Pacific Gas & Electric (PCG) plans to bury 10,000 miles of its power lines in an effort to prevent its dilapidated power grid from sparking more wildfires in California. The project, announced by the company last week, would bury about 10% of PG&E’s distribution and transmission lines. The cost is estimated at $15 billion to $30 billion — and will be paid for mostly by the utility’s shareholders, who, the Associated Press notes, already pay among the highest gas and electric bills in the U.S. The decision comes just a day after PG&E told state regulators it believes its equipment sparked the huge Dixie Fire in Northern California’s Butte County, which has already burned nearly 200,000 acres and was reported to be 22% contained today.
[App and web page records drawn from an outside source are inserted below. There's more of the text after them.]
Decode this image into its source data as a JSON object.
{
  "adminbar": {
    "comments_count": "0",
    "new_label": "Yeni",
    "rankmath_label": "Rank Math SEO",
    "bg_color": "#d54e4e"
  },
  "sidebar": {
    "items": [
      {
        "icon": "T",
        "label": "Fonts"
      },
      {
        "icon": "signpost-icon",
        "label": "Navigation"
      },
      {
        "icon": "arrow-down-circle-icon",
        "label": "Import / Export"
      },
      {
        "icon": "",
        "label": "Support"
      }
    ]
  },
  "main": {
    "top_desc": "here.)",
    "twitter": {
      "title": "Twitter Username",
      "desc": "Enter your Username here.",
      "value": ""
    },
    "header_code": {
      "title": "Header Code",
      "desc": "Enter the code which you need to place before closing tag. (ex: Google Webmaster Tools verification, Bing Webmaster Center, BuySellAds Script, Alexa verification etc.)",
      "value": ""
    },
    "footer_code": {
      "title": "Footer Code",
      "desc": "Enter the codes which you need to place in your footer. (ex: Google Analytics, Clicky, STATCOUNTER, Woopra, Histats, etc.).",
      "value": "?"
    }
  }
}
The Dixie fire is right next to the burn scar of the 2018 Camp Fire — also caused by PG&E equipment — that killed 85 people, destroyed thousands of homes and the entire town of Paradise. That fire was the deadliest and most destructive wildfire in California’s history, and the most expensive natural disaster in the world in 2018 in terms of insured losses.
Today in wildfires
. . . . As of July 27, the Fire Information for Resource Management System reported three new large incidents in the U.S., four large fires contained, and 63 large fires uncontained. Active areas continued to be in the Western states. In the Northwest, there were 15 large uncontained fires. In the Rocky Mountain Area, 34 new fires were reported, including one new large incident, and there are five uncontained large fires. Across the nation, the National Interagency Coordination Center reports that as of Tuesday morning, more than 21,466 firefighters are battling 96 blazes that have burned 1.5 million acres in the past day. . . .